- Identify the components of cultural safety, including cultural humility, sensitivity, awareness and cultural competence and how these affect care
- Become aware of the particular challenges and experiences of people who identify as LGBTQ2+
- Identify ways your workplace can address these challenges and provide culturally sensitive care
- Recognize how personal and societal biases and values influence care and identify mechanisms to address these for yourself and your workplace
Overview: Persons living with end-stage dementia and related diseases, can pose specific challenges when providing end of life care. Integrating a palliative approach to care can be helpful in early and late stages of the disease. This session will discuss the common trajectories and when a palliative approach to care would be most beneficial for the patient and their families.
- Understand the common symptoms and trajectories of the various dementia-related diseases
- Identify some of the clinical tools in use which can help to identify prognosis and care level
- Learn how to integrate a palliative approach to care throughout the illness, but in particular, at end-stage disease
Overview: People living with end-stage kidney or heart disease, diabetes or COPD, normally have extensive medical needs. Taking time to understand their needs, wishes and goals of care, can assist greatly in their quality of life as well as length of life in some circumstances. Integrating a palliative approach to care early can make a significant difference to them and to their families.
- Understand the symptoms of end-stage disease of the heart, kidneys or lungs, and those related to end-stage diabetes
- Identify some of the clinical tools which can assist with illness trajectory and care
- Learn how and when to integrate a palliative approach to care and the advantages of doing so
Overview: Workplace wellness may have looked different before and during the pandemic. This session will examine the challenges apparent before and during the height of the pandemic, and their impact on staff. We will explore ways to move forward, building in strategies for healthy staff and workplaces on an ongoing basis, taking into consideration the lessons COVID offered us.

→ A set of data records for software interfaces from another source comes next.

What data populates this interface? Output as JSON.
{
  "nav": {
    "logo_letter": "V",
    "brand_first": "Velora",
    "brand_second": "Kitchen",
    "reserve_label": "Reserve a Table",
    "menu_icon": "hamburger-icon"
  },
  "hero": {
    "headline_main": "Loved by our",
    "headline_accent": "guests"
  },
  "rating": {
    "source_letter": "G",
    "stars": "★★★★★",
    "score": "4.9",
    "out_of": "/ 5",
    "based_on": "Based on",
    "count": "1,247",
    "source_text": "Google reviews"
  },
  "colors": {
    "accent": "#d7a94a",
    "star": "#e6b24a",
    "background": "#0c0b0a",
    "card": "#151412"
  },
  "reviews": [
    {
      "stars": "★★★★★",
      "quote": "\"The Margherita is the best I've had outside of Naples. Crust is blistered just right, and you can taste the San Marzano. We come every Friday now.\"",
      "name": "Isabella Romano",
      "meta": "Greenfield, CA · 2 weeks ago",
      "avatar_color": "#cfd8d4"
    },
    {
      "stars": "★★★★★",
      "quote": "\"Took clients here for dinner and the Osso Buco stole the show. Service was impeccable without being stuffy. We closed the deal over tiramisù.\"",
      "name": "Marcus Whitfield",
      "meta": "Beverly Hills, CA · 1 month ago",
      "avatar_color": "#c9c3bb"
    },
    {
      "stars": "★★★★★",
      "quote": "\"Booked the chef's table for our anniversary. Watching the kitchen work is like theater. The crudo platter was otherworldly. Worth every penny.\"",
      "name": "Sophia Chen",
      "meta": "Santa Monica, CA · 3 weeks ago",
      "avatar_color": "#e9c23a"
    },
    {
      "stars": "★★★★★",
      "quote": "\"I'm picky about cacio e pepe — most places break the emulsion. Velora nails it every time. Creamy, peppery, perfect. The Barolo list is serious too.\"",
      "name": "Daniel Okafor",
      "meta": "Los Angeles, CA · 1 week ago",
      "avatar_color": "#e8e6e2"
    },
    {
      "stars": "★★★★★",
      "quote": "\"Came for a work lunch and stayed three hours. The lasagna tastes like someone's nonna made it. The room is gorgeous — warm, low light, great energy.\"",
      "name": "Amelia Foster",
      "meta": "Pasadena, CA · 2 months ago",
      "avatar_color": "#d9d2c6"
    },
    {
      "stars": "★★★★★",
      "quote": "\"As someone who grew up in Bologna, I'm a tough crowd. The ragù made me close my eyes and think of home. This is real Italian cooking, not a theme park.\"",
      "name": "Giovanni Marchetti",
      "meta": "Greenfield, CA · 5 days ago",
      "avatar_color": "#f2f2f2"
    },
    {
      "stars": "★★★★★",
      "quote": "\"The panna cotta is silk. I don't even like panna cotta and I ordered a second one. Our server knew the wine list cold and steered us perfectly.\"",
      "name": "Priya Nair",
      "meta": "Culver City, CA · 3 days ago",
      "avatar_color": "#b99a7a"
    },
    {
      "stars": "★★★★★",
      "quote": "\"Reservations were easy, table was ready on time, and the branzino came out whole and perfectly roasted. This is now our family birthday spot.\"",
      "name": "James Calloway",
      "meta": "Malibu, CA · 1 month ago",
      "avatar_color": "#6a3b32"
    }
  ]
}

- Reflect on workplace challenges for wellness before and during the pandemic
- Explore strategies for personal and professional wellness in light of the pandemic, and moving forward